Activity
Go through the data and copy every line exactly, but not the images.

Material provided
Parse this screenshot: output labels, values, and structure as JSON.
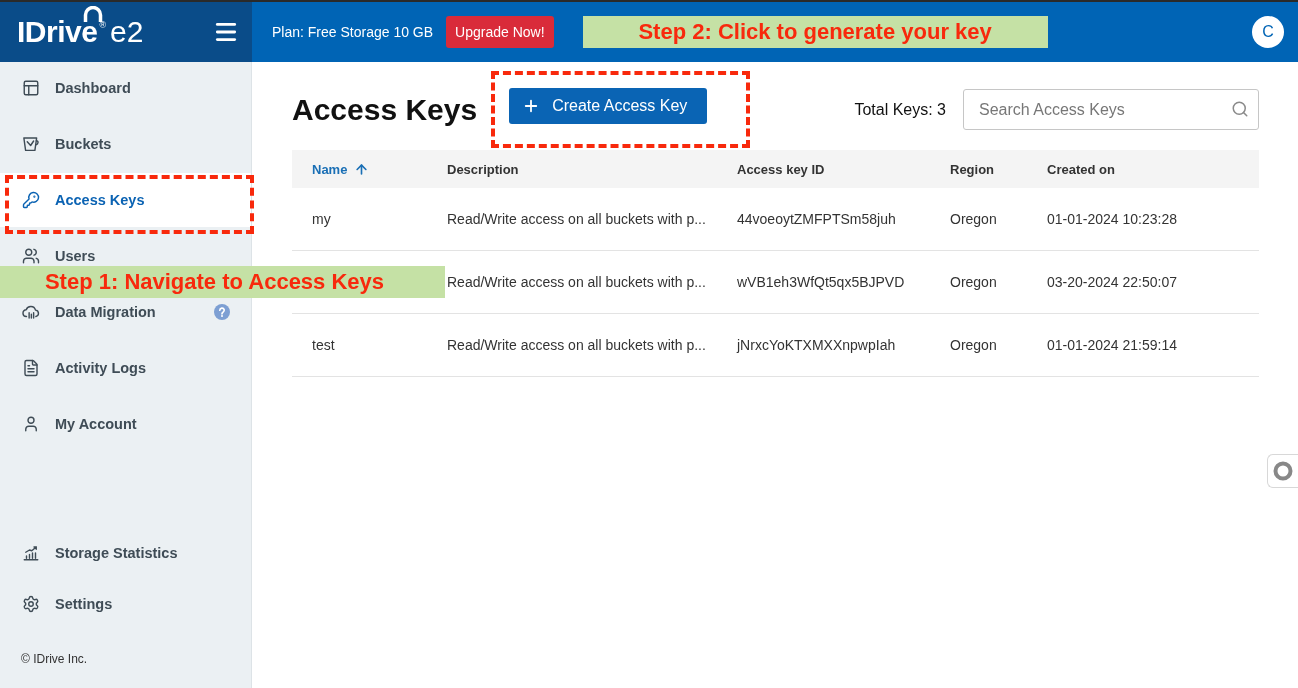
{
  "top_bar": {
    "logo": {
      "brand": "IDrive",
      "mark": "®",
      "product": "e2"
    },
    "plan": "Plan: Free Storage 10 GB",
    "upgrade_button": "Upgrade Now!",
    "callout": "Step 2: Click to generate your key",
    "avatar": "C"
  },
  "sidebar": {
    "items": [
      {
        "label": "Dashboard",
        "selected": false,
        "outlined": false,
        "help": false
      },
      {
        "label": "Buckets",
        "selected": false,
        "outlined": false,
        "help": false
      },
      {
        "label": "Access Keys",
        "selected": true,
        "outlined": true,
        "help": false
      },
      {
        "label": "Users",
        "selected": false,
        "outlined": false,
        "help": false
      },
      {
        "label": "Data Migration",
        "selected": false,
        "outlined": false,
        "help": true
      },
      {
        "label": "Activity Logs",
        "selected": false,
        "outlined": false,
        "help": false
      },
      {
        "label": "My Account",
        "selected": false,
        "outlined": false,
        "help": false
      }
    ],
    "bottom_items": [
      {
        "label": "Storage Statistics",
        "selected": false
      },
      {
        "label": "Settings",
        "selected": false
      }
    ],
    "footer": "© IDrive Inc.",
    "callout": "Step 1: Navigate to Access Keys"
  },
  "main": {
    "title": "Access Keys",
    "create_button": {
      "label": "Create Access Key",
      "outlined": true
    },
    "total": "Total Keys: 3",
    "search": {
      "placeholder": "Search Access Keys"
    },
    "table": {
      "columns": [
        {
          "label": "Name",
          "sorted": true
        },
        {
          "label": "Description",
          "sorted": false
        },
        {
          "label": "Access key ID",
          "sorted": false
        },
        {
          "label": "Region",
          "sorted": false
        },
        {
          "label": "Created on",
          "sorted": false
        }
      ],
      "rows": [
        {
          "name": "my",
          "description": "Read/Write access on all buckets with p...",
          "access_key_id": "44voeoytZMFPTSm58juh",
          "region": "Oregon",
          "created_on": "01-01-2024 10:23:28"
        },
        {
          "description": "Read/Write access on all buckets with p...",
          "access_key_id": "wVB1eh3WfQt5qx5BJPVD",
          "region": "Oregon",
          "created_on": "03-20-2024 22:50:07"
        },
        {
          "name": "test",
          "description": "Read/Write access on all buckets with p...",
          "access_key_id": "jNrxcYoKTXMXXnpwpIah",
          "region": "Oregon",
          "created_on": "01-01-2024 21:59:14"
        }
      ]
    }
  }
}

Finished exercise
Parse this screenshot: output labels, values, and structure as JSON.
{
  "top_bar": {
    "logo": {
      "brand": "IDrive",
      "mark": "®",
      "product": "e2"
    },
    "plan": "Plan: Free Storage 10 GB",
    "upgrade_button": "Upgrade Now!",
    "callout": "Step 2: Click to generate your key",
    "avatar": "C"
  },
  "sidebar": {
    "items": [
      {
        "label": "Dashboard",
        "selected": false,
        "outlined": false,
        "help": false
      },
      {
        "label": "Buckets",
        "selected": false,
        "outlined": false,
        "help": false
      },
      {
        "label": "Access Keys",
        "selected": true,
        "outlined": true,
        "help": false
      },
      {
        "label": "Users",
        "selected": false,
        "outlined": false,
        "help": false
      },
      {
        "label": "Data Migration",
        "selected": false,
        "outlined": false,
        "help": true
      },
      {
        "label": "Activity Logs",
        "selected": false,
        "outlined": false,
        "help": false
      },
      {
        "label": "My Account",
        "selected": false,
        "outlined": false,
        "help": false
      }
    ],
    "bottom_items": [
      {
        "label": "Storage Statistics",
        "selected": false
      },
      {
        "label": "Settings",
        "selected": false
      }
    ],
    "footer": "© IDrive Inc.",
    "callout": "Step 1: Navigate to Access Keys"
  },
  "main": {
    "title": "Access Keys",
    "create_button": {
      "label": "Create Access Key",
      "outlined": true
    },
    "total": "Total Keys: 3",
    "search": {
      "placeholder": "Search Access Keys"
    },
    "table": {
      "columns": [
        {
          "label": "Name",
          "sorted": true
        },
        {
          "label": "Description",
          "sorted": false
        },
        {
          "label": "Access key ID",
          "sorted": false
        },
        {
          "label": "Region",
          "sorted": false
        },
        {
          "label": "Created on",
          "sorted": false
        }
      ],
      "rows": [
        {
          "name": "my",
          "description": "Read/Write access on all buckets with p...",
          "access_key_id": "44voeoytZMFPTSm58juh",
          "region": "Oregon",
          "created_on": "01-01-2024 10:23:28"
        },
        {
          "description": "Read/Write access on all buckets with p...",
          "access_key_id": "wVB1eh3WfQt5qx5BJPVD",
          "region": "Oregon",
          "created_on": "03-20-2024 22:50:07"
        },
        {
          "name": "test",
          "description": "Read/Write access on all buckets with p...",
          "access_key_id": "jNrxcYoKTXMXXnpwpIah",
          "region": "Oregon",
          "created_on": "01-01-2024 21:59:14"
        }
      ]
    }
  }
}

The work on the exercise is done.